Brandon Dawkins has struggled against Pac-12 opponents, completing just 51 percent of his passes on just 6.75 yards per attempt. He also has thrown more interceptions (5) than touchdowns (4) against Pac-12 foes. And of the eight rushing touchdowns he’s scored this year, only three have come in Pac-12 play.
Part of his struggles — perhaps a large part — are because of the injuries (rib injury, concussion) that he’s suffered from, but when he’s been on the field lately, he’s simply been ineffective.
In his last two games, he’s just 6 for 19 through the air for 112 yards, plus one touchdown, and two interceptions. His rushing numbers have tailed off too.
The problem is, Anu Solomon, returning from an injury himself, hasn’t been much better. Solomon is 9 for 16 for 122 yards with a touchdown and two interceptions since coming back from a knee injury, plus has -32 rushing yards, being unable to provide any sort of running threat.
And Tate, a 17-year-old true freshman, just isn’t ready to play at a high level (though at this point, letting him play through the growing pains might be the way to go).
Despite the quarterbacks’ individual woes, I don’t pin the offense’s ineptitude entirely on them. Again, it’s hard to expect any of the three to have any type of sustainable success with this offensive line and running back situation. They’re not getting any help.
Washington State had five sacks against Arizona, and limited the Wildcats to 3.6 yards per carry if you take away Grant’s 50-yard run.
Arizona’s offensive issues simply aren’t fixable, no matter which quarterback is sent out there.
It’s beat ASU or bust
Picking up its seventh loss, there’s no way for Arizona to make a bowl game in 2016.
It’s been a dismal season, but one thing can at least make it somewhat more palatable — a victory over ASU at Arizona Stadium on Nov. 25.
For more than one reason, too.
Sure, winning the Territorial Cup is always sweet, but it’s also possible the Wildcats will need to win that game to avoid going winless in Pac-12 play, seeing that their next two games are versus a ranked Colorado team and at Oregon State (Arizona is winless on the road).
In other words, ASU likely represents the most beatable opponent remaining on the schedule. Lose that game and we might be talking about a 2-10 season with an 0-9 Pac-12 record, which would be Arizona’s worst season since 2003.

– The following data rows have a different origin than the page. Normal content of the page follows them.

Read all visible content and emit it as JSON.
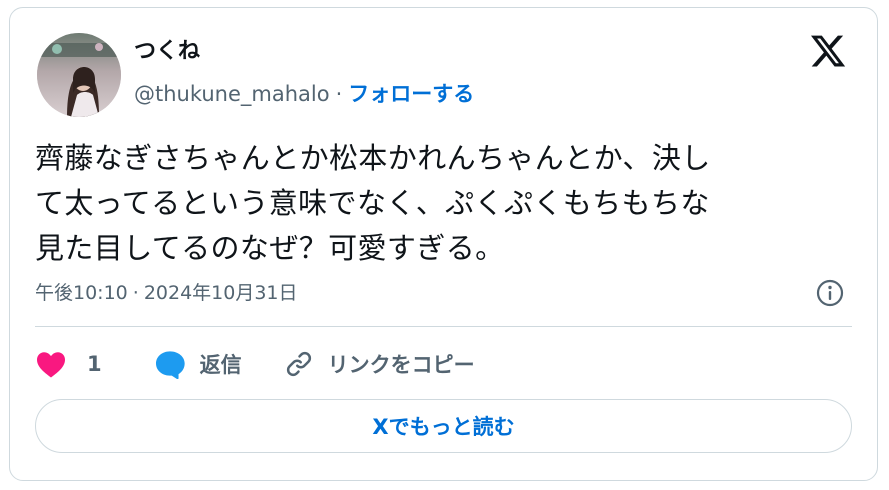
{
  "author": {
    "display_name": "つくね",
    "handle": "@thukune_mahalo",
    "separator": "·",
    "follow_label": "フォローする",
    "avatar": "profile-photo"
  },
  "tweet": {
    "lines": [
      "齊藤なぎさちゃんとか松本かれんちゃんとか、決し",
      "て太ってるという意味でなく、ぷくぷくもちもちな",
      "見た目してるのなぜ？可愛すぎる。"
    ]
  },
  "meta": {
    "time": "午後10:10",
    "separator": "·",
    "date": "2024年10月31日"
  },
  "actions": {
    "like_count": "1",
    "reply_label": "返信",
    "copy_link_label": "リンクをコピー"
  },
  "read_more_label": "Xでもっと読む",
  "icons": {
    "brand": "x-logo-icon",
    "info": "info-icon",
    "like": "heart-icon",
    "reply": "reply-bubble-icon",
    "link": "link-icon"
  },
  "colors": {
    "link_blue": "#006fd6",
    "heart_pink": "#f91880",
    "reply_blue": "#1d9bf0",
    "muted_text": "#536471",
    "border": "#cfd9de"
  }
}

Win that game and it’s “hey, it was still an awful season, but at least we get to house the Territorial Cup and have bragging rights over ASU fans for a year.”
You can follow this author on Twitter at @RKelapire